The report notes that more than 100 COVID-19 patients in China retested positive for the virus after “recovering”. Two such cases have emerged in Japan and South Korea as well, with the latter being a patient released from hospital after five negative test results. Italy, which has the second-largest number of confirmed infections in the world, is another country where this has happened. A report from TGCOM24 notes that a 40-year-old businessman who was “patient zero” in Turin is now in isolation after testing positive for the virus a second time.

Professor Giovanni Di Perri, the virologist in charge of the infectious disease section of Amedeo di Savoia, said that the patient had recovered. The man has just been discharged, which can explain the new test result. Di Perri said that it’s somewhat normal in these cases to see an oscillation between positivity and negativity in testing, which happens after other infections. Doctors will keep testing the patient, the report notes.

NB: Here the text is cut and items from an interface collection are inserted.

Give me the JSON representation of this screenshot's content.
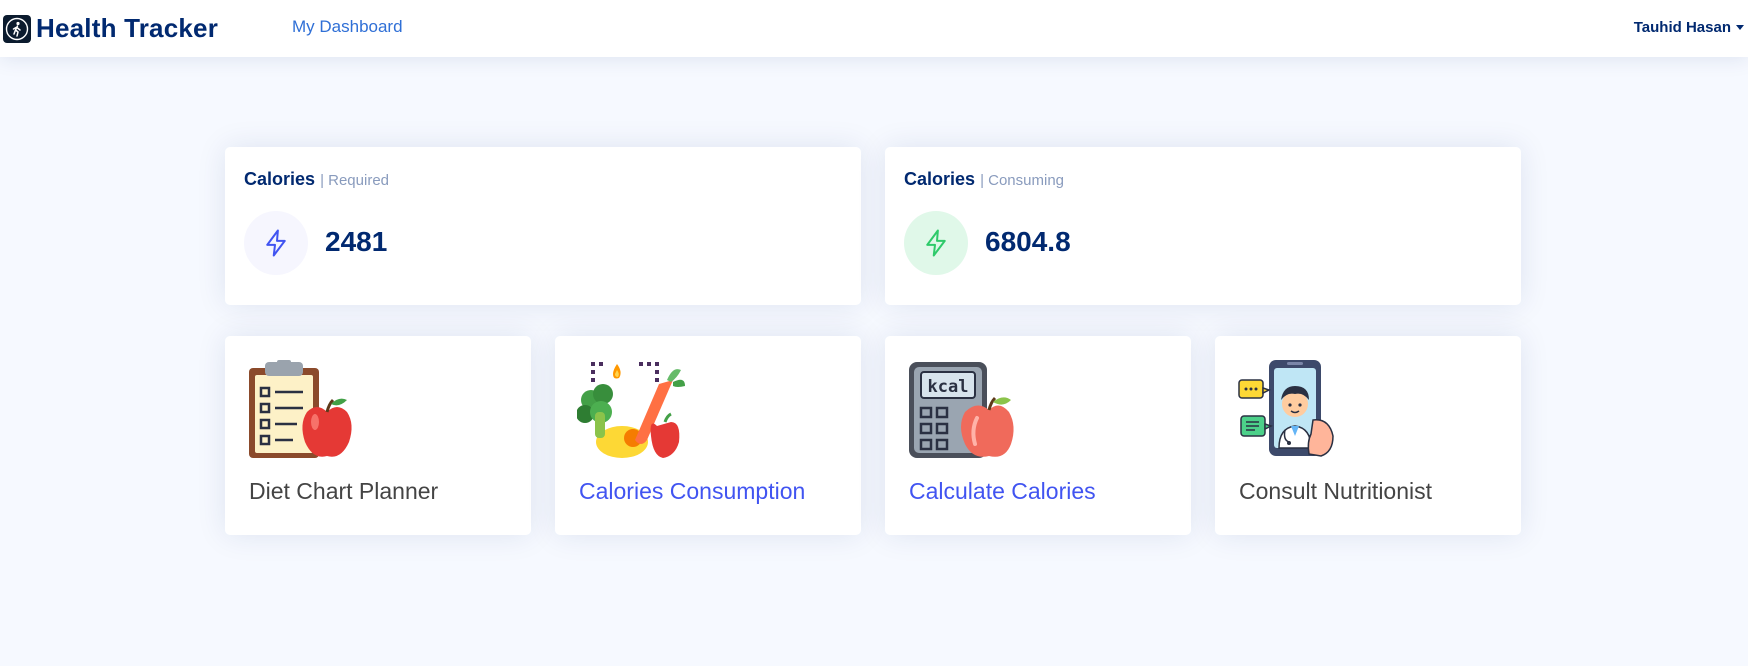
{
  "header": {
    "brand": "Health Tracker",
    "nav_link": "My Dashboard",
    "user_name": "Tauhid Hasan"
  },
  "stats": [
    {
      "title": "Calories",
      "subtitle": "| Required",
      "value": "2481",
      "icon": "lightning-icon",
      "icon_color": "#4154f1",
      "icon_bg": "#f6f6fe"
    },
    {
      "title": "Calories",
      "subtitle": "| Consuming",
      "value": "6804.8",
      "icon": "lightning-icon",
      "icon_color": "#2eca6a",
      "icon_bg": "#e0f8e9"
    }
  ],
  "tiles": [
    {
      "label": "Diet Chart Planner",
      "icon": "clipboard-apple-icon"
    },
    {
      "label": "Calories Consumption",
      "icon": "vegetables-icon"
    },
    {
      "label": "Calculate Calories",
      "icon": "kcal-calculator-icon"
    },
    {
      "label": "Consult Nutritionist",
      "icon": "doctor-phone-icon"
    }
  ],
  "colors": {
    "brand": "#012970",
    "accent": "#4154f1",
    "success": "#2eca6a",
    "page_bg": "#f6f9ff"
  }
}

Di Perri’s claims were somewhat echoed by other professionals who talked to the LA Times about instances where patients tested positive again. The general consensus seems to be that the body does gain immunity after an infection — scientists in Australia have figured out that the immune system fights COVID-19 like the flu — and another positive test doesn’t necessarily mean reinfection has occurred.

“If you get an infection, your immune system is revved up against that virus,” director of Hong Kong University’s School of Public Health Dr. Keiji Fukuda said. “To get reinfected again when you’re in that situation would be quite unusual unless your immune system was not functioning right.”

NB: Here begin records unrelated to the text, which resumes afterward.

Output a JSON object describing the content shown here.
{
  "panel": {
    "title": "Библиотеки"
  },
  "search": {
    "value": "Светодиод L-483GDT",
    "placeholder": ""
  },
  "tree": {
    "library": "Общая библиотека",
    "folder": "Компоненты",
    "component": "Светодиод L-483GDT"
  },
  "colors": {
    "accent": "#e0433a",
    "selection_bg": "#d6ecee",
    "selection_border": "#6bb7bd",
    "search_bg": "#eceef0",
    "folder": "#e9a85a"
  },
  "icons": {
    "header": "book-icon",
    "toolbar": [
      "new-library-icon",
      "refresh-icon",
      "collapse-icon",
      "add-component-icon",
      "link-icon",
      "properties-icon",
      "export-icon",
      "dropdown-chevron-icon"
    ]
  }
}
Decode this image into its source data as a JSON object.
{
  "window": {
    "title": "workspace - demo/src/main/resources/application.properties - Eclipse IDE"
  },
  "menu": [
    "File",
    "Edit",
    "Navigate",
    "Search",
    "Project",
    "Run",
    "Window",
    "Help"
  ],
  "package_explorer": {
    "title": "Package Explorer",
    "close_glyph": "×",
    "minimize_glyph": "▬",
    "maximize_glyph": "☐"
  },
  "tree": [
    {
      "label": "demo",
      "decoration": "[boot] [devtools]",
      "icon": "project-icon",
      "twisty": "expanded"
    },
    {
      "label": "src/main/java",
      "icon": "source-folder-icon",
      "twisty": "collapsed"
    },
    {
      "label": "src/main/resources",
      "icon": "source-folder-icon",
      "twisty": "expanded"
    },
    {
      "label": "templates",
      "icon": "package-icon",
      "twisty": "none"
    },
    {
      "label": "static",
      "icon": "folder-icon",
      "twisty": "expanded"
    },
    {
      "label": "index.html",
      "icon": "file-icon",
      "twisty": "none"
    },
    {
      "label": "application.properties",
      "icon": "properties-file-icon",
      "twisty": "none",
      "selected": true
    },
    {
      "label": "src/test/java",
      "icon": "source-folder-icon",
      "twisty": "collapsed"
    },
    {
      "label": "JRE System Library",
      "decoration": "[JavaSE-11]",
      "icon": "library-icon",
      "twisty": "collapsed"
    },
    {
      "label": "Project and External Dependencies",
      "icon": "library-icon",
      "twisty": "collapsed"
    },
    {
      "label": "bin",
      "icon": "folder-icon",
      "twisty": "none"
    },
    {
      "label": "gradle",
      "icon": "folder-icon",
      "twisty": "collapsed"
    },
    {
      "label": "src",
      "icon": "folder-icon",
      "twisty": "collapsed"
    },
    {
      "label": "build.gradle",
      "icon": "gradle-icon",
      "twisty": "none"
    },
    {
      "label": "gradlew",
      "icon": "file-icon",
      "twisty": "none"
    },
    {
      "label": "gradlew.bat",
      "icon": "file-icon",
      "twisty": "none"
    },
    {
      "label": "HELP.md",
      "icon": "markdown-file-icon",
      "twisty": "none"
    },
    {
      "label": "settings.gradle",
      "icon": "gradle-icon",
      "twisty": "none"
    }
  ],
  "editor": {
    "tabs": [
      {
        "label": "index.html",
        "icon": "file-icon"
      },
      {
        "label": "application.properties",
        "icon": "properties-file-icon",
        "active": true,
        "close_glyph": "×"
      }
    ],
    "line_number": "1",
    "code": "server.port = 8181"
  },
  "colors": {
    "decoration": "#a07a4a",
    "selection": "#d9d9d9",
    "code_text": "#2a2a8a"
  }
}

Dormant fragments of the virus might still be present in a recovered patient, which are then detected during the chemical reaction of the COVID-19 test.

Dr. Clifford Lane, deputy director for Clinical Research and Special Projects at the National Institute of Allergy and Infectious Diseases, also told the LA Times that the best way to prove reinfection is to sequence the genomes of both infections and look for differences that would suggest the virus mutated to avoid the immune system’s antibodies. A fast-mutating virus would hinder vaccine development, which means researchers will study patients who retest positive to find more answers.

Issues with testing and human errors are also potential explanations for these unusual cases. One other thing to consider, when it comes to China, especially, is that some patients may have been discharged from hospitals before having fully healed because the hospitals were overwhelmed. From the same LA Times report:

A doctor at a Wuhan hospital told the Paper that he’d seen discharged patients still using oxygen tanks, having trouble walking and displaying obvious clinical symptoms, including serious lung infections, in February. Some of the recovered patients had worse clinical symptoms than the new, mild cases entering the hospitals, he said.

The general consensus seems to be that people who test positive again aren’t a danger to others, at least based on what Chinese authorities say. But, as with everything about this disease, it’s too early to tell.

The best thing to do to fight the coronavirus is to restrict movement and travel, as well as practice good personal hygiene.

“The outbreak is being driven by people who are spreading it in those first five days while they’re symptomatic and before they’re isolated … when people are going around coughing and undiagnosed, infecting people,” Dr. Dale Fisher, professor of medicine at the National University of Singapore said. “The things to worry about are at the other end of the illness.”

Chris Smith Senior Writer

Chris Smith has been covering consumer electronics ever since the iPhone revolutionized the industry in 2008. When he’s not writing about the most recent tech news for BGR, he brings his entertainment expertise to Marvel’s Cinematic Universe and other blockbuster franchises.

Outside of work, you’ll catch him streaming almost every new movie and TV show release as soon as it's available.